Written by – Kylie Savidge, Owner, Southampton Station.
Acacia aneura or Mulga is part of the wattle family and grows rather well in our country. This tree is a life saver in dry times such as we are having and is known as a living haystack. Cattle do well on mulga as long as you use a mineral supplement to make up for any deficiencies in their diet. We push mulga with our dozers and also cut it with chainsaws, dozers are by far the most efficient means of knocking it over.
We have two Vicars dozers, about ’54 models (these are about the equivalent in size and power) as the D7E and one D7E Caterpillar, a ’68 model. The two Vicars are kept going on a wing and a prayer. Ivan, the D7, is much easier to maintain with most parts readily available.

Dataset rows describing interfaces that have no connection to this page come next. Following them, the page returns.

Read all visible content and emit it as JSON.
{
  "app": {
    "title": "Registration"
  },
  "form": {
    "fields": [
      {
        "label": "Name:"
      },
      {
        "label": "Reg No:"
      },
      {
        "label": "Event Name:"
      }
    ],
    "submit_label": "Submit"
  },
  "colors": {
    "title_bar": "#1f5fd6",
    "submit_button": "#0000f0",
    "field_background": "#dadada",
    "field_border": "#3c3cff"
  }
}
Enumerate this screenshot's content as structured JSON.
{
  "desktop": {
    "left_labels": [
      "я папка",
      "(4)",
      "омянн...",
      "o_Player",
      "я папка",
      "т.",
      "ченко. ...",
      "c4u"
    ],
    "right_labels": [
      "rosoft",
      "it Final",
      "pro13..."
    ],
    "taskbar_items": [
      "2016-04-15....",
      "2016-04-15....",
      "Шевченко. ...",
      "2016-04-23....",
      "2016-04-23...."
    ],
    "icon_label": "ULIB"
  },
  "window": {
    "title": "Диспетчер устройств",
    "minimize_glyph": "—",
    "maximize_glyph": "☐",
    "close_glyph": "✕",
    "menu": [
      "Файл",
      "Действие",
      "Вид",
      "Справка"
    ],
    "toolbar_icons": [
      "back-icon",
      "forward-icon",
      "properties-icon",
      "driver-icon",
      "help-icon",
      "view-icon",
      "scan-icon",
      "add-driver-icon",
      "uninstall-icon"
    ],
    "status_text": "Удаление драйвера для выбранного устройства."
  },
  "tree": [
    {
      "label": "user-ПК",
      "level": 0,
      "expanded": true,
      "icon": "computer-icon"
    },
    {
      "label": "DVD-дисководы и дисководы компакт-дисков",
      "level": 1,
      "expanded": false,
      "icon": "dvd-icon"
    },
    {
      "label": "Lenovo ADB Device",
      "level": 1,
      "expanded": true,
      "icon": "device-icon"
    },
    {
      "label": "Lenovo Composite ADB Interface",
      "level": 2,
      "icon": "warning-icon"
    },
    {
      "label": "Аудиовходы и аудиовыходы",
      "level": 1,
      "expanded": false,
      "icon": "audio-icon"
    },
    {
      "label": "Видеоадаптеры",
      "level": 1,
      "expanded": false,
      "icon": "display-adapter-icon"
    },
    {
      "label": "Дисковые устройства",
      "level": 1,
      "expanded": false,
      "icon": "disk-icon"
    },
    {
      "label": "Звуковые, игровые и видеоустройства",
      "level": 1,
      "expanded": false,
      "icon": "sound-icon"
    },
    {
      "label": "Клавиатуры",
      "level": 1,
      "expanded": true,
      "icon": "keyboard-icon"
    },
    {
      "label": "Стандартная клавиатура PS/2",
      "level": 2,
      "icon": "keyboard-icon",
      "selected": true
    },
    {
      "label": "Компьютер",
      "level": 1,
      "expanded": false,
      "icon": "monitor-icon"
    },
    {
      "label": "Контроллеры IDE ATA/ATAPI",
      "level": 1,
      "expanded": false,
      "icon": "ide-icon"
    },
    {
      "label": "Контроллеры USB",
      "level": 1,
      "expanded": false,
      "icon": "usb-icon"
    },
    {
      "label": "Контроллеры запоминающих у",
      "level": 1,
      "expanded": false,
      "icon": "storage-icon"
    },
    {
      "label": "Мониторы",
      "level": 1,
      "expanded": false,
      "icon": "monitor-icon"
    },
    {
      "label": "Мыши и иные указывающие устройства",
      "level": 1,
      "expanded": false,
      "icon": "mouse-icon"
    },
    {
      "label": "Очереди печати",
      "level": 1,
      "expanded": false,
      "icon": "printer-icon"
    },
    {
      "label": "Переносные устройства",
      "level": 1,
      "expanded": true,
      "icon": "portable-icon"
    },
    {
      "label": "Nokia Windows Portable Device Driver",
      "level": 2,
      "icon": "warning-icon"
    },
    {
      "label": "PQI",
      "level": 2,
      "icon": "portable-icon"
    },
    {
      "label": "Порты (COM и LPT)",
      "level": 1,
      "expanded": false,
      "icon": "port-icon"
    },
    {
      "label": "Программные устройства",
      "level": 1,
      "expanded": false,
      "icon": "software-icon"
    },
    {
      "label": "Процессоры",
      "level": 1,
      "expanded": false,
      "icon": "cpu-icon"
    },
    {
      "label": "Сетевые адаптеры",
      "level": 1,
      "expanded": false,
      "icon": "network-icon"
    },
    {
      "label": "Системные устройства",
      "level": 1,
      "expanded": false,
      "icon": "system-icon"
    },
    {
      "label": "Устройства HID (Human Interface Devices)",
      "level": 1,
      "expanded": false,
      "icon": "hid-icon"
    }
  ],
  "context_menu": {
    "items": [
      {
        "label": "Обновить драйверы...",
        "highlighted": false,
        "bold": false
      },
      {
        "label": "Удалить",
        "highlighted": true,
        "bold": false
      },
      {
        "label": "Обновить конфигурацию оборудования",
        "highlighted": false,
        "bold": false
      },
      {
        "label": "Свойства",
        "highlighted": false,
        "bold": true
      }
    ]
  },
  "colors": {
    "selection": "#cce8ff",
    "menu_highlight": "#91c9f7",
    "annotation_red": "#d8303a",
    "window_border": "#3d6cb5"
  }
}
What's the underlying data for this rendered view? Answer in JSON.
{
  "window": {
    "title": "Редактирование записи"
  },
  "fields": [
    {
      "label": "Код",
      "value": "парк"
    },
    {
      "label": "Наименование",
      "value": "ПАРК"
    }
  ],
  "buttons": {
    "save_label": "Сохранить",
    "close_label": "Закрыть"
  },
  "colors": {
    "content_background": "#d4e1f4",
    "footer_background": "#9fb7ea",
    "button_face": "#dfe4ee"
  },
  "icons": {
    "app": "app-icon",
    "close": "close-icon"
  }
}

You have to be careful whilst driving them in the scrub, there are plenty of things to be aware of, sticks that will come through the cab, logs that are too big to crawl over and can wreck tracks and wheels, stumps for the same reason. We had one dozer get stuck on a big yellow jacket log about three weeks ago and it proved a challenge to get off. The ground is so hard and dry it turns immediately into choking, powdery red talc the minute any pressure is put on it. The tractor has a big ripper on the back and so a steel plate was cut so the ripper could be placed on that to lift up the tractor and then blocks cut to put under the tracks to lift the dozer up off the log. This took several hours and it was a big sigh of relief to have that off as we had hungry cattle waiting for scrub and of course you don’t really have the time to spare when these incidents happen.
Most of my weekends are taken up with cutting mulga with my chainsaw (Alice, seeing as I spend so much time with it I thought I should name it) and motorbike and a dog (you never know when you will need a dog) riding around cutting scrub for hungry cattle. Having a dog with you is also vital for the health of your motorbike seeing as cattle are very curious and love chewing on things! Although this weekend I came back to my bike to find said dog sound asleep and weaners licking my bike!
I go out reasonably early each morning and cut out a tank of fuel which takes about an hour. Alice is a Husqvarna 445 and is most economic on fuel, which is really annoying when you are cutting scrub with your hubby or Dad and their saws use two tanks to your one and they are having smoko and you are still going! I then go out in the afternoon and put out another tank of fuel. I am getting quite good at all the maintenance required. I sharpen my own chains and take good care of Alice as I figure that way she will take care of me. I am also getting much better at cutting down trees and reading which way they will fall. Another thing I learnt quite quickly was not to have my shirt tucked in to my jeans as this just fills your jeans with prickly sawdust, always button up your shirt or you will find more sawdust in places you don’t want sawdust, always empty ALL pockets when washing your clothes or you will spread sawdust through every load of clothes you wash for about a week!!!!
I wear impact gloves whilst using the saw as they protect my hands from both saw and trees. Mulga is a very prickly, scratchy bush and is also poisonous if you get splinters or stakes. Scratches get very sore and need to be looked after once you get home.
On the 27th Oct after we had walked our heifers away and had come home I went out to the Top Paddock to put out a tank of fuel. Once I had run out of fuel I headed for home only to have my motorbike break down about 5km from home. With no UHF radio I had no choice but to start walking. I grabbed my water bottle and hoped I would meet someone on the way as I was on the access road that heads to the block behind us and the people who own it are carting water and cutting scrub up there.
Luckily it wasn’t a too hot a day and there wasn’t a bad breeze blowing even if it was about 1pm. I wasn’t really looking forward to this as I had been up since 5am and had spent the morning walking heifers to their new paddock. I was about halfway home when I heard the rumble of a vehicle and saw dust coming my way!! Yay! It was our neighbour going through with his water tanker. He offered to take me home but I reckoned it wasn’t worth him trying to turn about so got him to call Brian on the two way and get him to come and rescue me, which he duly did.
I was rather glad to see him as I was starting to ache fairly badly and was sore from where my horse earlier that day seeing if I was awake, ducked his head for a moment or two when we were chasing cows. I was awake much to his disgust! Once home and having had a bit of lunch it was time to have a shower, pack the esky, kids and dogs up, chuck the horse float on and drop off a borrowed horse and head back to town for the school week.